Researchers at my graduate Alma Mater, Virginia Tech, have been studying head traumas in youth football. Here is a bit from the article:
BLACKSBURG, Va., Oct. 18, 2011 – Virginia Tech released today results from the first study ever to instrument child football helmets. Youth football helmets are currently designed to the same standards as adult helmets, even though little is known about how child football players impact their heads. This is the first study to investigate the head impact characteristics in youth football, and will greatly enhance the development of improved helmets specifically designed for children.
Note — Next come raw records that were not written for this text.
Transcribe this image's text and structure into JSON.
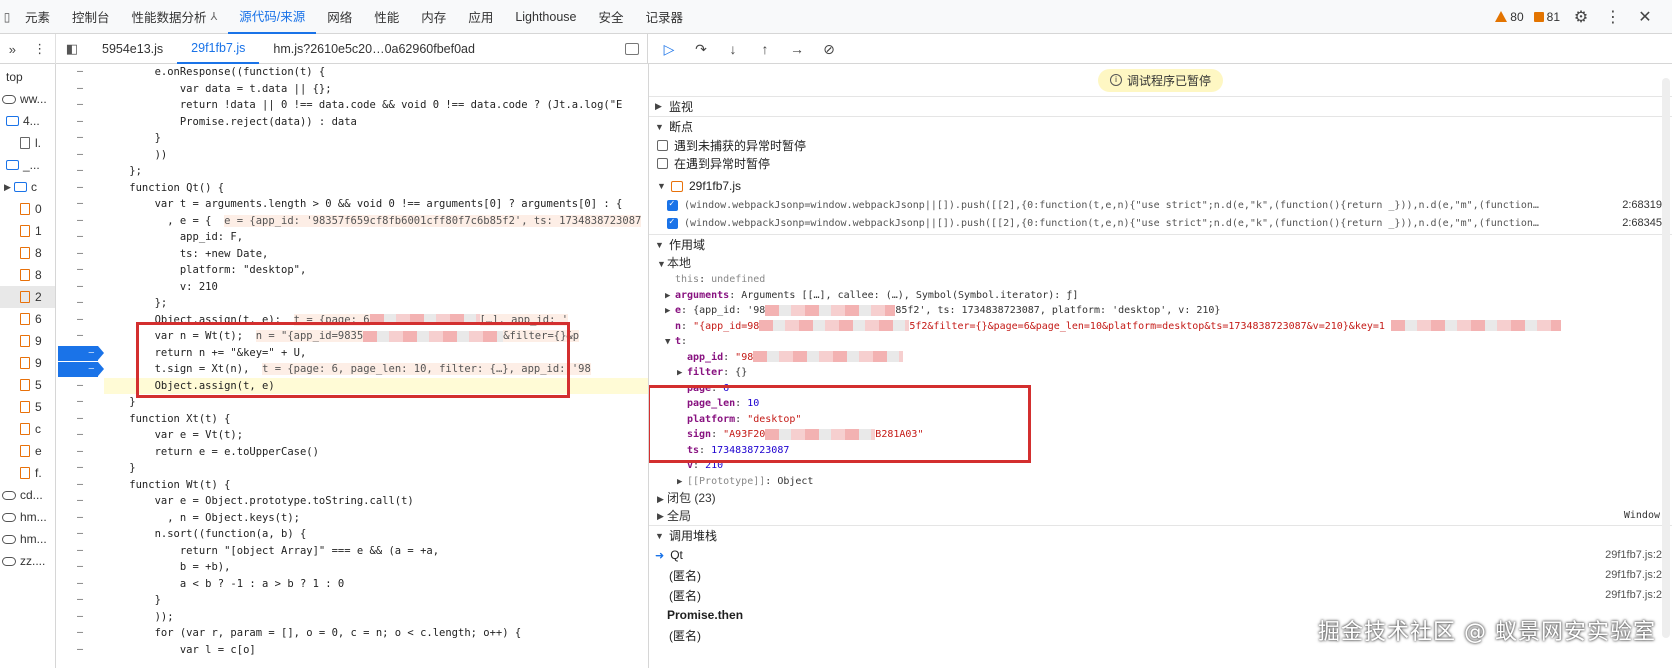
{
  "devtools": {
    "tabs": [
      "元素",
      "控制台",
      "性能数据分析",
      "源代码/来源",
      "网络",
      "性能",
      "内存",
      "应用",
      "Lighthouse",
      "安全",
      "记录器"
    ],
    "active_tab": "源代码/来源",
    "pin_glyph": "⅄",
    "warnings": "80",
    "errors": "81"
  },
  "file_tabs": [
    "5954e13.js",
    "29f1fb7.js",
    "hm.js?2610e5c20…0a62960fbef0ad"
  ],
  "active_file": "29f1fb7.js",
  "navigator": [
    {
      "indent": 6,
      "icon": "none",
      "label": "top"
    },
    {
      "indent": 2,
      "icon": "cloud",
      "label": "ww..."
    },
    {
      "indent": 6,
      "icon": "folder",
      "label": "4..."
    },
    {
      "indent": 20,
      "icon": "file-gray",
      "label": "l."
    },
    {
      "indent": 6,
      "icon": "folder",
      "label": "_..."
    },
    {
      "indent": 4,
      "icon": "folder-tri",
      "label": "c"
    },
    {
      "indent": 20,
      "icon": "file",
      "label": "0"
    },
    {
      "indent": 20,
      "icon": "file",
      "label": "1"
    },
    {
      "indent": 20,
      "icon": "file",
      "label": "8"
    },
    {
      "indent": 20,
      "icon": "file",
      "label": "8"
    },
    {
      "indent": 20,
      "icon": "file",
      "label": "2"
    },
    {
      "indent": 20,
      "icon": "file",
      "label": "6"
    },
    {
      "indent": 20,
      "icon": "file",
      "label": "9"
    },
    {
      "indent": 20,
      "icon": "file",
      "label": "9"
    },
    {
      "indent": 20,
      "icon": "file",
      "label": "5"
    },
    {
      "indent": 20,
      "icon": "file",
      "label": "5"
    },
    {
      "indent": 20,
      "icon": "file",
      "label": "c"
    },
    {
      "indent": 20,
      "icon": "file",
      "label": "e"
    },
    {
      "indent": 20,
      "icon": "file",
      "label": "f."
    },
    {
      "indent": 2,
      "icon": "cloud",
      "label": "cd..."
    },
    {
      "indent": 2,
      "icon": "cloud",
      "label": "hm..."
    },
    {
      "indent": 2,
      "icon": "cloud",
      "label": "hm..."
    },
    {
      "indent": 2,
      "icon": "cloud",
      "label": "zz...."
    }
  ],
  "code_lines": [
    "        e.onResponse((function(t) {",
    "            var data = t.data || {};",
    "            return !data || 0 !== data.code && void 0 !== data.code ? (Jt.a.log(\"E",
    "            Promise.reject(data)) : data",
    "        }",
    "        ))",
    "    };",
    "    function Qt() {",
    "        var t = arguments.length > 0 && void 0 !== arguments[0] ? arguments[0] : {",
    "          , e = {",
    "            app_id: F,",
    "            ts: +new Date,",
    "            platform: \"desktop\",",
    "            v: 210",
    "        };",
    "        Object.assign(t, e);",
    "        var n = Wt(t);",
    "        return n += \"&key=\" + U,",
    "        t.sign = Xt(n),",
    "        Object.assign(t, e)",
    "    }",
    "    function Xt(t) {",
    "        var e = Vt(t);",
    "        return e = e.toUpperCase()",
    "    }",
    "    function Wt(t) {",
    "        var e = Object.prototype.toString.call(t)",
    "          , n = Object.keys(t);",
    "        n.sort((function(a, b) {",
    "            return \"[object Array]\" === e && (a = +a,",
    "            b = +b),",
    "            a < b ? -1 : a > b ? 1 : 0",
    "        }",
    "        ));",
    "        for (var r, param = [], o = 0, c = n; o < c.length; o++) {",
    "            var l = c[o]"
  ],
  "inline_values": {
    "e_line": "e = {app_id: '98357f659cf8fb6001cff80f7c6b85f2', ts: 1734838723087",
    "assign_line": "t = {page: 6",
    "assign_line_tail": "[…], app_id: '",
    "wt_line": "n = \"{app_id=9835",
    "wt_line_tail": "&filter={}&p",
    "sign_line": "t = {page: 6, page_len: 10, filter: {…}, app_id: '98"
  },
  "debugger": {
    "paused_text": "调试程序已暂停",
    "sections": {
      "watch": "监视",
      "breakpoints": "断点",
      "scope": "作用域",
      "callstack": "调用堆栈"
    },
    "pause_options": [
      "遇到未捕获的异常时暂停",
      "在遇到异常时暂停"
    ],
    "bp_file": "29f1fb7.js",
    "bp_entries": [
      {
        "text": "(window.webpackJsonp=window.webpackJsonp||[]).push([[2],{0:function(t,e,n){\"use strict\";n.d(e,\"k\",(function(){return _})),n.d(e,\"m\",(function(){retu…",
        "loc": "2:68319"
      },
      {
        "text": "(window.webpackJsonp=window.webpackJsonp||[]).push([[2],{0:function(t,e,n){\"use strict\";n.d(e,\"k\",(function(){return _})),n.d(e,\"m\",(function(){retu…",
        "loc": "2:68345"
      }
    ],
    "scope_local_label": "本地",
    "scope_lines": {
      "this": "undefined",
      "arguments": "Arguments [[…], callee: (…), Symbol(Symbol.iterator): ƒ]",
      "e_head": "{app_id: '98",
      "e_tail": "85f2', ts: 1734838723087, platform: 'desktop', v: 210}",
      "n_head": "\"{app_id=98",
      "n_tail": "5f2&filter={}&page=6&page_len=10&platform=desktop&ts=1734838723087&v=210}&key=1",
      "app_id": "\"98",
      "filter": "{}",
      "page": "6",
      "page_len": "10",
      "platform": "\"desktop\"",
      "sign_head": "\"A93F20",
      "sign_tail": "B281A03\"",
      "ts": "1734838723087",
      "v": "210",
      "prototype": "Object"
    },
    "closure": "闭包 (23)",
    "global": "全局",
    "global_value": "Window",
    "stack": [
      {
        "name": "Qt",
        "loc": "29f1fb7.js:2",
        "current": true
      },
      {
        "name": "(匿名)",
        "loc": "29f1fb7.js:2",
        "current": false
      },
      {
        "name": "(匿名)",
        "loc": "29f1fb7.js:2",
        "current": false
      }
    ],
    "promise_then": "Promise.then",
    "trailing_anon": "(匿名)"
  },
  "watermark": "掘金技术社区 @ 蚁景网安实验室",
  "colors": {
    "accent": "#1a73e8",
    "highlight_box": "#d32f2f",
    "paused_line": "#fffbd6"
  }
}
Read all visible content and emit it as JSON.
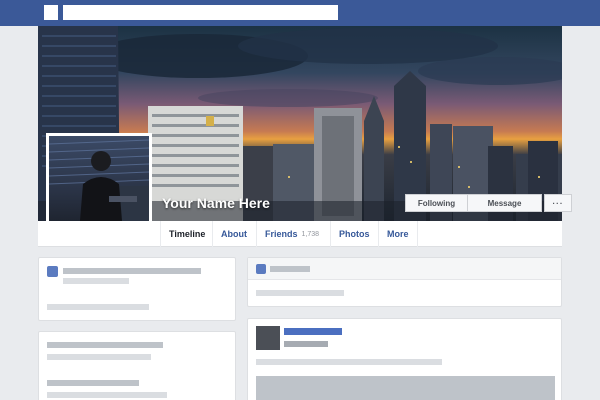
{
  "profile": {
    "name": "Your Name Here"
  },
  "cover_actions": {
    "following_label": "Following",
    "message_label": "Message",
    "more_label": "···"
  },
  "nav": {
    "tabs": [
      {
        "label": "Timeline"
      },
      {
        "label": "About"
      },
      {
        "label": "Friends",
        "count": "1,738"
      },
      {
        "label": "Photos"
      },
      {
        "label": "More"
      }
    ]
  },
  "colors": {
    "brand_bar": "#3b5998",
    "link": "#365899",
    "page_bg": "#e9ebee"
  }
}
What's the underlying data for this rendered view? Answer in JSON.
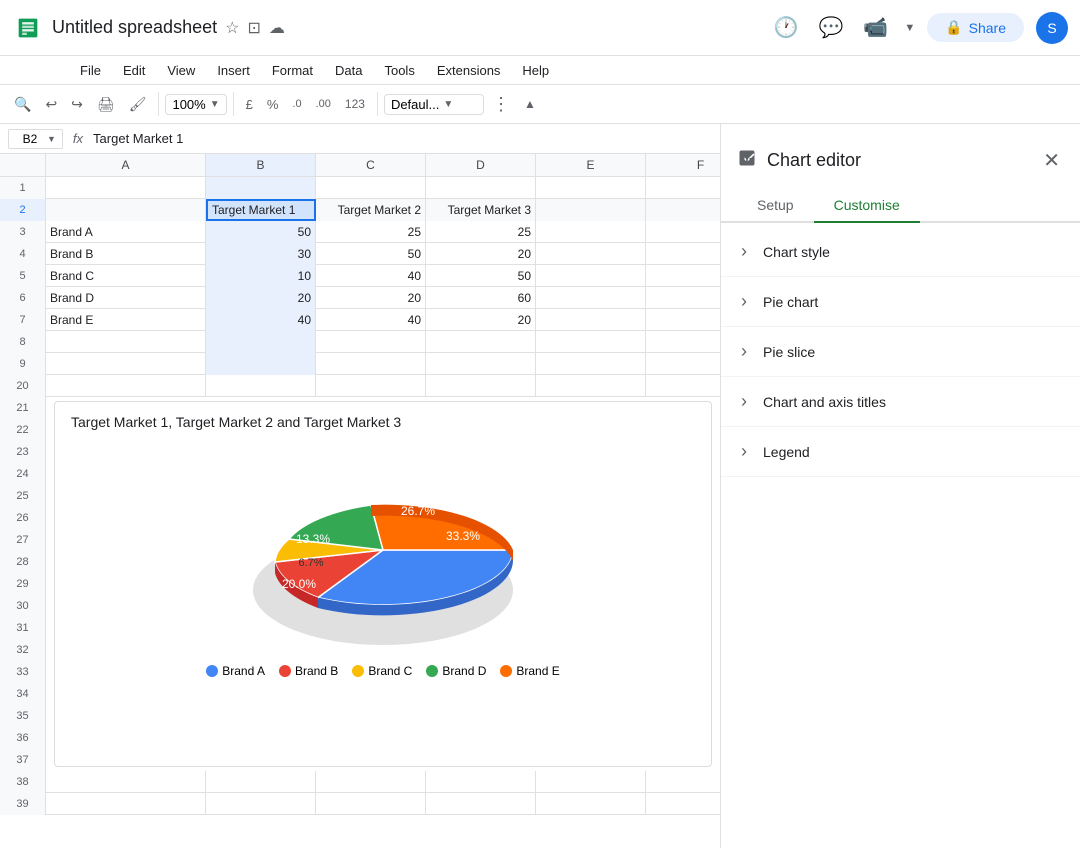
{
  "app": {
    "icon_color": "#34a853",
    "title": "Untitled spreadsheet",
    "avatar_letter": "S"
  },
  "title_icons": [
    "star",
    "folder",
    "cloud"
  ],
  "menu": {
    "items": [
      "File",
      "Edit",
      "View",
      "Insert",
      "Format",
      "Data",
      "Tools",
      "Extensions",
      "Help"
    ]
  },
  "toolbar": {
    "zoom": "100%",
    "currency_symbol": "£",
    "percent_symbol": "%",
    "decimal_decrease": ".0",
    "decimal_increase": ".00",
    "format_number": "123",
    "font_selector": "Defaul...",
    "more_icon": "⋮",
    "collapse_icon": "▲"
  },
  "formula_bar": {
    "cell_ref": "B2",
    "formula_symbol": "fx",
    "value": "Target Market 1"
  },
  "columns": [
    "A",
    "B",
    "C",
    "D",
    "E",
    "F"
  ],
  "rows": [
    {
      "num": 1,
      "cells": [
        "",
        "",
        "",
        "",
        "",
        ""
      ]
    },
    {
      "num": 2,
      "cells": [
        "",
        "Target Market 1",
        "Target Market 2",
        "Target Market 3",
        "",
        ""
      ],
      "highlight": true
    },
    {
      "num": 3,
      "cells": [
        "Brand A",
        "50",
        "25",
        "25",
        "",
        ""
      ]
    },
    {
      "num": 4,
      "cells": [
        "Brand B",
        "30",
        "50",
        "20",
        "",
        ""
      ]
    },
    {
      "num": 5,
      "cells": [
        "Brand C",
        "10",
        "40",
        "50",
        "",
        ""
      ]
    },
    {
      "num": 6,
      "cells": [
        "Brand D",
        "20",
        "20",
        "60",
        "",
        ""
      ]
    },
    {
      "num": 7,
      "cells": [
        "Brand E",
        "40",
        "40",
        "20",
        "",
        ""
      ]
    },
    {
      "num": 8,
      "cells": [
        "",
        "",
        "",
        "",
        "",
        ""
      ]
    },
    {
      "num": 9,
      "cells": [
        "",
        "",
        "",
        "",
        "",
        ""
      ]
    }
  ],
  "gap_rows": [
    20
  ],
  "chart": {
    "title": "Target Market 1, Target Market 2 and Target Market 3",
    "slices": [
      {
        "label": "Brand A",
        "value": 33.3,
        "color": "#4285f4",
        "start_angle": 0,
        "sweep": 120
      },
      {
        "label": "Brand B",
        "value": 20.0,
        "color": "#ea4335",
        "start_angle": 120,
        "sweep": 72
      },
      {
        "label": "Brand C",
        "value": 6.7,
        "color": "#fbbc04",
        "start_angle": 192,
        "sweep": 24
      },
      {
        "label": "Brand D",
        "value": 13.3,
        "color": "#34a853",
        "start_angle": 216,
        "sweep": 48
      },
      {
        "label": "Brand E",
        "value": 26.7,
        "color": "#ff6d00",
        "start_angle": 264,
        "sweep": 96
      }
    ],
    "legend": [
      {
        "label": "Brand A",
        "color": "#4285f4"
      },
      {
        "label": "Brand B",
        "color": "#ea4335"
      },
      {
        "label": "Brand C",
        "color": "#fbbc04"
      },
      {
        "label": "Brand D",
        "color": "#34a853"
      },
      {
        "label": "Brand E",
        "color": "#ff6d00"
      }
    ]
  },
  "chart_editor": {
    "title": "Chart editor",
    "tabs": [
      "Setup",
      "Customise"
    ],
    "active_tab": "Customise",
    "sections": [
      {
        "label": "Chart style"
      },
      {
        "label": "Pie chart"
      },
      {
        "label": "Pie slice"
      },
      {
        "label": "Chart and axis titles"
      },
      {
        "label": "Legend"
      }
    ]
  }
}
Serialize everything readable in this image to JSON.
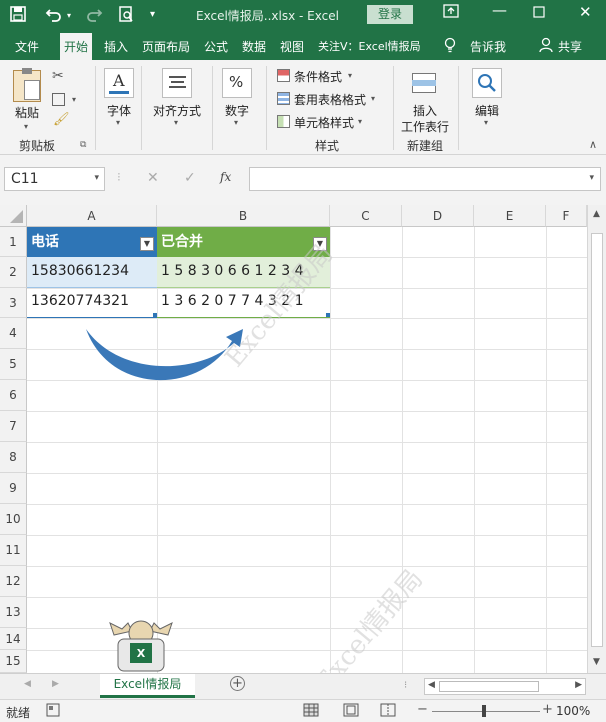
{
  "titlebar": {
    "title": "Excel情报局..xlsx  -  Excel",
    "login_label": "登录"
  },
  "tabs": [
    "文件",
    "开始",
    "插入",
    "页面布局",
    "公式",
    "数据",
    "视图",
    "关注V：Excel情报局",
    "告诉我",
    "共享"
  ],
  "ribbon": {
    "paste": "粘贴",
    "clipboard": "剪贴板",
    "font": "字体",
    "align": "对齐方式",
    "number": "数字",
    "percent_symbol": "%",
    "cond_format": "条件格式",
    "table_format": "套用表格格式",
    "cell_style": "单元格样式",
    "styles": "样式",
    "insert_ws": "插入",
    "insert_ws2": "工作表行",
    "new_group": "新建组",
    "edit": "编辑"
  },
  "formula_bar": {
    "name_box": "C11",
    "fx": "fx",
    "value": ""
  },
  "grid": {
    "columns": [
      "A",
      "B",
      "C",
      "D",
      "E",
      "F"
    ],
    "rows": [
      "1",
      "2",
      "3",
      "4",
      "5",
      "6",
      "7",
      "8",
      "9",
      "10",
      "11",
      "12",
      "13",
      "14",
      "15"
    ],
    "header_a": "电话",
    "header_b": "已合并",
    "a2": "15830661234",
    "a3": "13620774321",
    "b2": "1 5 8 3 0 6 6 1 2 3 4",
    "b3": "1 3 6 2 0 7 7 4 3 2 1",
    "watermark": "Excel情报局",
    "watermark2": "Excel情报局"
  },
  "sheet_tab": "Excel情报局",
  "status": {
    "ready": "就绪",
    "zoom": "100%"
  },
  "colors": {
    "excel_green": "#217346",
    "header_blue": "#2e75b6",
    "header_green": "#70ad47",
    "arrow_blue": "#3a78b8"
  }
}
The Auburn Eagles, a local, Montgomery County, Va., youth team consisting of 6- to 8-year-old boys, has participated in the study since August. The helmets of the child football players are instrumented with custom 12 accelerometer arrays that measure how a child’s head responds to impact. Each time a player impacts his head, data is recorded and wirelessly downloaded to a computer on the sideline.
The technology is similar to what Virginia Tech has used since 2003 to instrument its collegiate football team. “The research conducted with the Virginia Tech football team has led to a better understanding of head impacts in football and how they relate to concussions,” said Stefan Duma, the Virginia Tech professor of biomedical engineering and department head of the Virginia Tech – Wake Forest University School of Biomedical Engineering and Sciences that directs this project.
Furthermore, this research has led to the development of the National Impact Database, which contains the first safety rating system ever available for adult football helmets (STAR Evaluation System). Similar developments for youth football are anticipated from the current study with the Auburn Eagles.
“Based on eight years of studying head impacts experienced by Virginia Tech football players, we were able to quantify exposure for adult football players relative to impact location, severity, and frequency,” Duma said. “Unfortunately, we cannot translate the adult exposure to the youth helmets because the impact conditions of youth football are completely unknown. To solve this problem, we are applying the same approach that we have used with the Virginia Tech football team to a youth football team,” Duma added.
You can read the rest here. I’m interested in seeing where this research leads. Concerns about unnecessary head trauma is part of our reasoning for not encouraging our kids to consider sports like football or hockey for their activities. This is definitely a study/story to watch over the next few months/years.